Whenever a line below holds the word "LambdaUpdateWrapper", copy that line.

-------- The data --------

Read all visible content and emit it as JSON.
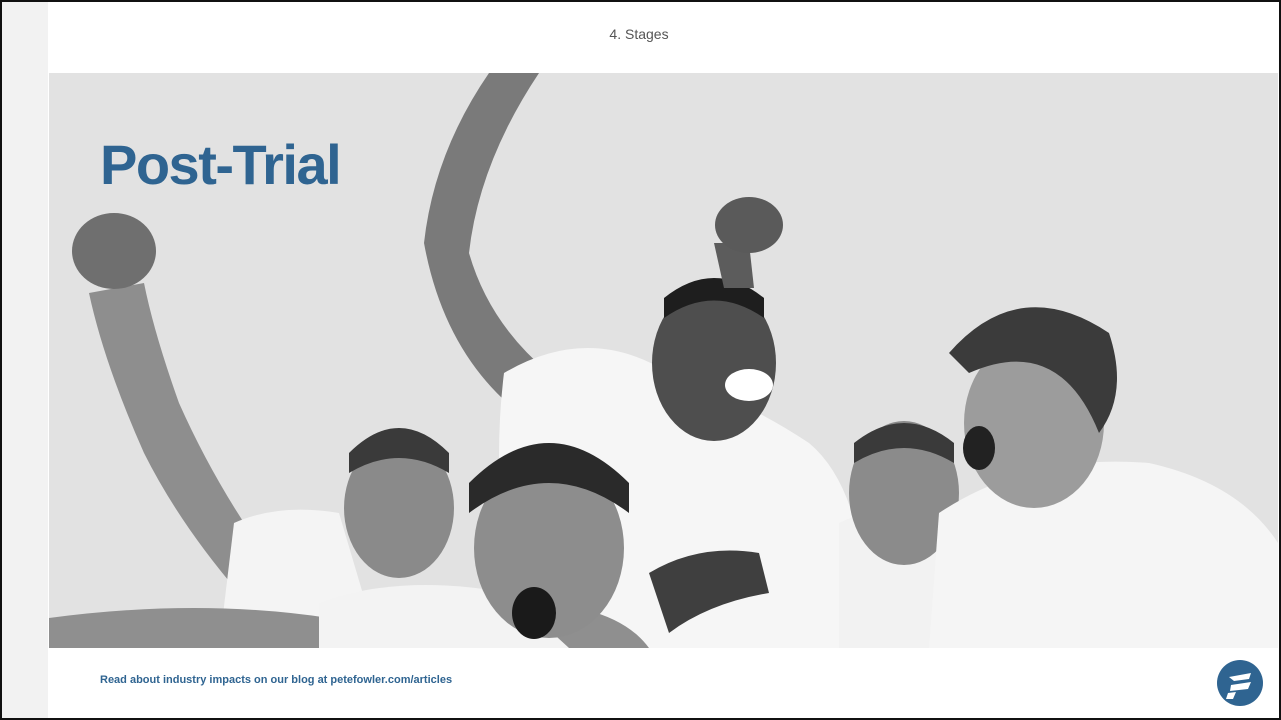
{
  "header": {
    "section_label": "4. Stages"
  },
  "slide": {
    "title": "Post-Trial",
    "photo_icon": "celebrating-players-photo"
  },
  "footer": {
    "link_text": "Read about industry impacts on our blog at petefowler.com/articles",
    "logo_icon": "pete-fowler-logo-icon"
  },
  "colors": {
    "title": "#2f6491",
    "footer_text": "#2f6491",
    "logo": "#2f6491",
    "header_text": "#555555"
  }
}
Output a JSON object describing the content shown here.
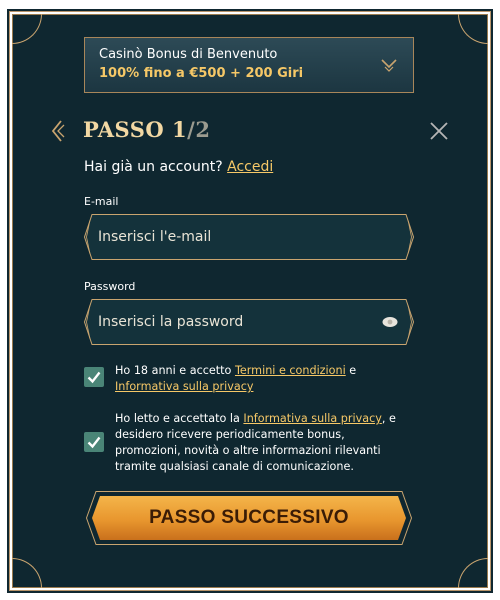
{
  "bonus": {
    "title": "Casinò Bonus di Benvenuto",
    "subtitle": "100% fino a €500 + 200 Giri"
  },
  "header": {
    "step_prefix": "PASSO 1",
    "step_total": "/2"
  },
  "login_prompt": {
    "text": "Hai già un account? ",
    "link": "Accedi"
  },
  "email": {
    "label": "E-mail",
    "placeholder": "Inserisci l'e-mail",
    "value": ""
  },
  "password": {
    "label": "Password",
    "placeholder": "Inserisci la password",
    "value": ""
  },
  "consent_terms": {
    "checked": true,
    "text_before": "Ho 18 anni e accetto ",
    "link1": "Termini e condizioni",
    "text_mid": " e",
    "link2": "Informativa sulla privacy"
  },
  "consent_marketing": {
    "checked": true,
    "text_before": "Ho letto e accettato la ",
    "link": "Informativa sulla privacy",
    "text_after": ", e desidero ricevere periodicamente bonus, promozioni, novità o altre informazioni rilevanti tramite qualsiasi canale di comunicazione."
  },
  "submit": {
    "label": "PASSO SUCCESSIVO"
  },
  "colors": {
    "panel": "#0f2730",
    "gold": "#c9a46f",
    "accent_text": "#f6c867",
    "checkbox": "#4a8577",
    "button_orange": "#e8962e"
  },
  "icons": {
    "bonus_dropdown": "chevron-down-icon",
    "back": "back-arrow-icon",
    "close": "close-icon",
    "password_visibility": "eye-icon",
    "checkbox_mark": "checkmark-icon"
  }
}
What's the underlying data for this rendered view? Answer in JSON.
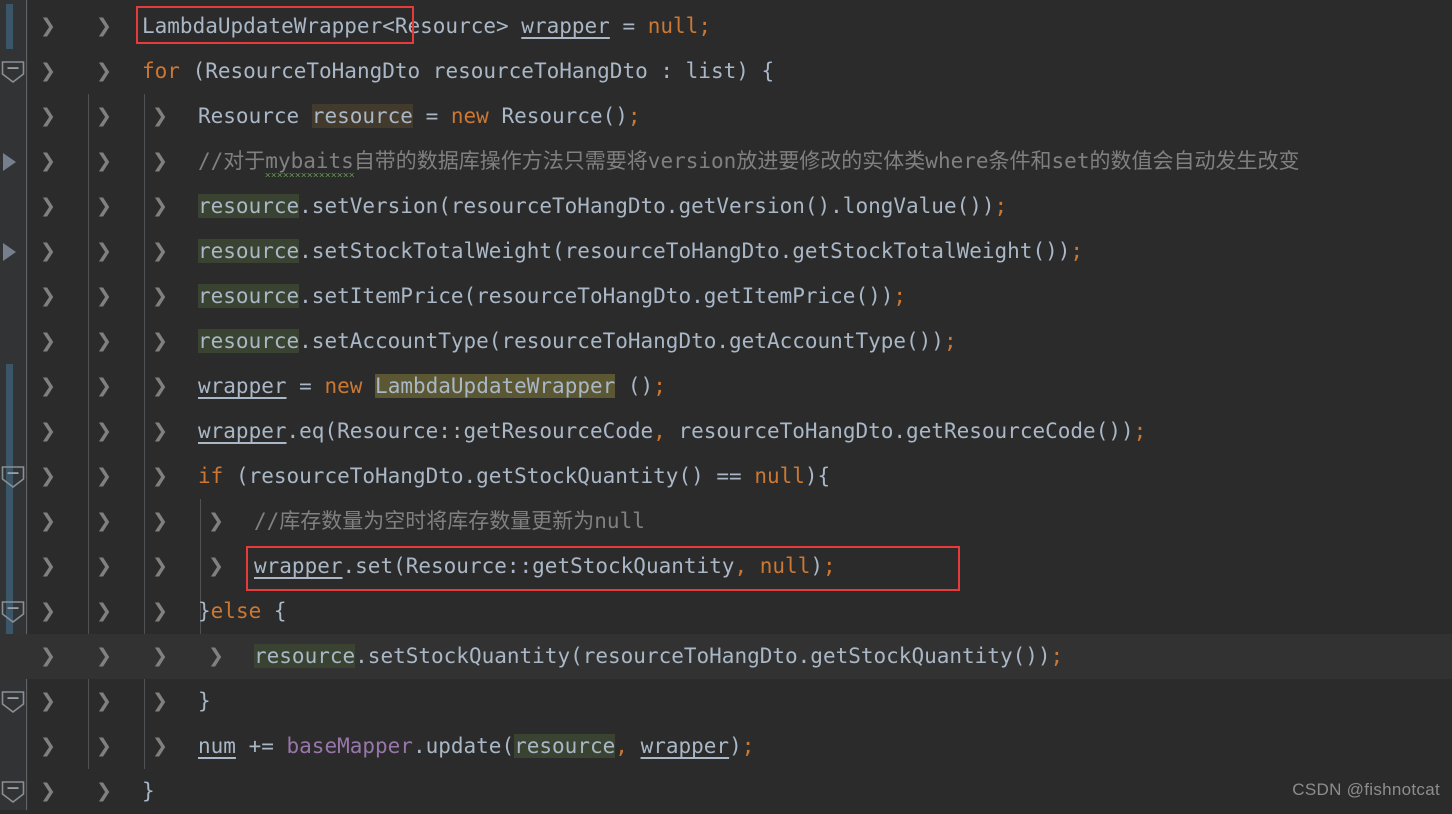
{
  "editor": {
    "background": "#2b2b2b",
    "gutter_background": "#313335",
    "current_line_background": "#323232",
    "font_size_px": 21,
    "line_height_px": 45
  },
  "watermark": {
    "text": "CSDN @fishnotcat"
  },
  "annotations": {
    "red_boxes": [
      {
        "name": "lambda-update-wrapper-declaration",
        "target": "LambdaUpdateWrapper",
        "line": 1,
        "color": "#e8393b"
      },
      {
        "name": "wrapper-set-null-statement",
        "target": "wrapper.set(Resource::getStockQuantity, null);",
        "line": 13,
        "color": "#e8393b"
      }
    ]
  },
  "gutter": {
    "fold_markers": [
      2,
      11,
      14,
      16,
      18
    ],
    "run_arrows": [
      4,
      6
    ],
    "change_markers": [
      {
        "from_line": 1,
        "to_line": 1
      },
      {
        "from_line": 9,
        "to_line": 15
      }
    ],
    "intention_bulb": {
      "line": 15,
      "icon": "lightbulb-icon",
      "color": "#f5a623"
    }
  },
  "code": {
    "language": "Java",
    "current_line": 15,
    "lines": [
      {
        "n": 1,
        "indent": 1,
        "text": "LambdaUpdateWrapper<Resource> wrapper = null;",
        "tokens": [
          {
            "t": "LambdaUpdateWrapper",
            "c": "t-class"
          },
          {
            "t": "<Resource> ",
            "c": "t-def"
          },
          {
            "t": "wrapper",
            "c": "t-local"
          },
          {
            "t": " = ",
            "c": "t-def"
          },
          {
            "t": "null",
            "c": "t-kw"
          },
          {
            "t": ";",
            "c": "t-semi"
          }
        ]
      },
      {
        "n": 2,
        "indent": 1,
        "text": "for (ResourceToHangDto resourceToHangDto : list) {",
        "tokens": [
          {
            "t": "for",
            "c": "t-kw"
          },
          {
            "t": " (ResourceToHangDto resourceToHangDto : list) {",
            "c": "t-def"
          }
        ]
      },
      {
        "n": 3,
        "indent": 2,
        "text": "Resource resource = new Resource();",
        "tokens": [
          {
            "t": "Resource ",
            "c": "t-def"
          },
          {
            "t": "resource",
            "c": "t-def hl-brown"
          },
          {
            "t": " = ",
            "c": "t-def"
          },
          {
            "t": "new",
            "c": "t-kw"
          },
          {
            "t": " Resource()",
            "c": "t-def"
          },
          {
            "t": ";",
            "c": "t-semi"
          }
        ]
      },
      {
        "n": 4,
        "indent": 2,
        "text": "//对于mybaits自带的数据库操作方法只需要将version放进要修改的实体类where条件和set的数值会自动发生改变",
        "tokens": [
          {
            "t": "//对于",
            "c": "t-comment"
          },
          {
            "t": "mybaits",
            "c": "t-comment typo"
          },
          {
            "t": "自带的数据库操作方法只需要将version放进要修改的实体类where条件和set的数值会自动发生改变",
            "c": "t-comment"
          }
        ]
      },
      {
        "n": 5,
        "indent": 2,
        "text": "resource.setVersion(resourceToHangDto.getVersion().longValue());",
        "tokens": [
          {
            "t": "resource",
            "c": "t-def hl-green"
          },
          {
            "t": ".setVersion(resourceToHangDto.getVersion().longValue())",
            "c": "t-def"
          },
          {
            "t": ";",
            "c": "t-semi"
          }
        ]
      },
      {
        "n": 6,
        "indent": 2,
        "text": "resource.setStockTotalWeight(resourceToHangDto.getStockTotalWeight());",
        "tokens": [
          {
            "t": "resource",
            "c": "t-def hl-green"
          },
          {
            "t": ".setStockTotalWeight(resourceToHangDto.getStockTotalWeight())",
            "c": "t-def"
          },
          {
            "t": ";",
            "c": "t-semi"
          }
        ]
      },
      {
        "n": 7,
        "indent": 2,
        "text": "resource.setItemPrice(resourceToHangDto.getItemPrice());",
        "tokens": [
          {
            "t": "resource",
            "c": "t-def hl-green"
          },
          {
            "t": ".setItemPrice(resourceToHangDto.getItemPrice())",
            "c": "t-def"
          },
          {
            "t": ";",
            "c": "t-semi"
          }
        ]
      },
      {
        "n": 8,
        "indent": 2,
        "text": "resource.setAccountType(resourceToHangDto.getAccountType());",
        "tokens": [
          {
            "t": "resource",
            "c": "t-def hl-green"
          },
          {
            "t": ".setAccountType(resourceToHangDto.getAccountType())",
            "c": "t-def"
          },
          {
            "t": ";",
            "c": "t-semi"
          }
        ]
      },
      {
        "n": 9,
        "indent": 2,
        "text": "wrapper = new LambdaUpdateWrapper ();",
        "tokens": [
          {
            "t": "wrapper",
            "c": "t-local"
          },
          {
            "t": " = ",
            "c": "t-def"
          },
          {
            "t": "new",
            "c": "t-kw"
          },
          {
            "t": " ",
            "c": "t-def"
          },
          {
            "t": "LambdaUpdateWrapper",
            "c": "t-def hl-olive"
          },
          {
            "t": " ()",
            "c": "t-def"
          },
          {
            "t": ";",
            "c": "t-semi"
          }
        ]
      },
      {
        "n": 10,
        "indent": 2,
        "text": "wrapper.eq(Resource::getResourceCode, resourceToHangDto.getResourceCode());",
        "tokens": [
          {
            "t": "wrapper",
            "c": "t-local"
          },
          {
            "t": ".eq(Resource::getResourceCode",
            "c": "t-def"
          },
          {
            "t": ",",
            "c": "t-semi"
          },
          {
            "t": " resourceToHangDto.getResourceCode())",
            "c": "t-def"
          },
          {
            "t": ";",
            "c": "t-semi"
          }
        ]
      },
      {
        "n": 11,
        "indent": 2,
        "text": "if (resourceToHangDto.getStockQuantity() == null){",
        "tokens": [
          {
            "t": "if",
            "c": "t-kw"
          },
          {
            "t": " (resourceToHangDto.getStockQuantity() == ",
            "c": "t-def"
          },
          {
            "t": "null",
            "c": "t-kw"
          },
          {
            "t": "){",
            "c": "t-def"
          }
        ]
      },
      {
        "n": 12,
        "indent": 3,
        "text": "//库存数量为空时将库存数量更新为null",
        "tokens": [
          {
            "t": "//库存数量为空时将库存数量更新为null",
            "c": "t-comment"
          }
        ]
      },
      {
        "n": 13,
        "indent": 3,
        "text": "wrapper.set(Resource::getStockQuantity, null);",
        "tokens": [
          {
            "t": "wrapper",
            "c": "t-local"
          },
          {
            "t": ".set(Resource::getStockQuantity",
            "c": "t-def"
          },
          {
            "t": ",",
            "c": "t-semi"
          },
          {
            "t": " ",
            "c": "t-def"
          },
          {
            "t": "null",
            "c": "t-kw"
          },
          {
            "t": ")",
            "c": "t-def"
          },
          {
            "t": ";",
            "c": "t-semi"
          }
        ]
      },
      {
        "n": 14,
        "indent": 2,
        "text": "}else {",
        "tokens": [
          {
            "t": "}",
            "c": "t-def"
          },
          {
            "t": "else",
            "c": "t-kw"
          },
          {
            "t": " {",
            "c": "t-def"
          }
        ]
      },
      {
        "n": 15,
        "indent": 3,
        "text": "resource.setStockQuantity(resourceToHangDto.getStockQuantity());",
        "tokens": [
          {
            "t": "resource",
            "c": "t-def hl-green"
          },
          {
            "t": ".setStockQuantity(resourceToHangDto.getStockQuantity())",
            "c": "t-def"
          },
          {
            "t": ";",
            "c": "t-semi"
          }
        ]
      },
      {
        "n": 16,
        "indent": 2,
        "text": "}",
        "tokens": [
          {
            "t": "}",
            "c": "t-def"
          }
        ]
      },
      {
        "n": 17,
        "indent": 2,
        "text": "num += baseMapper.update(resource, wrapper);",
        "tokens": [
          {
            "t": "num",
            "c": "t-local"
          },
          {
            "t": " += ",
            "c": "t-def"
          },
          {
            "t": "baseMapper",
            "c": "t-field"
          },
          {
            "t": ".update(",
            "c": "t-def"
          },
          {
            "t": "resource",
            "c": "t-def hl-green"
          },
          {
            "t": ",",
            "c": "t-semi"
          },
          {
            "t": " ",
            "c": "t-def"
          },
          {
            "t": "wrapper",
            "c": "t-local"
          },
          {
            "t": ")",
            "c": "t-def"
          },
          {
            "t": ";",
            "c": "t-semi"
          }
        ]
      },
      {
        "n": 18,
        "indent": 1,
        "text": "}",
        "tokens": [
          {
            "t": "}",
            "c": "t-def"
          }
        ]
      }
    ]
  }
}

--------

The completed task
        "target": "LambdaUpdateWrapper",
        "text": "LambdaUpdateWrapper<Resource> wrapper = null;",
            "t": "LambdaUpdateWrapper",
        "text": "wrapper = new LambdaUpdateWrapper ();",
            "t": "LambdaUpdateWrapper",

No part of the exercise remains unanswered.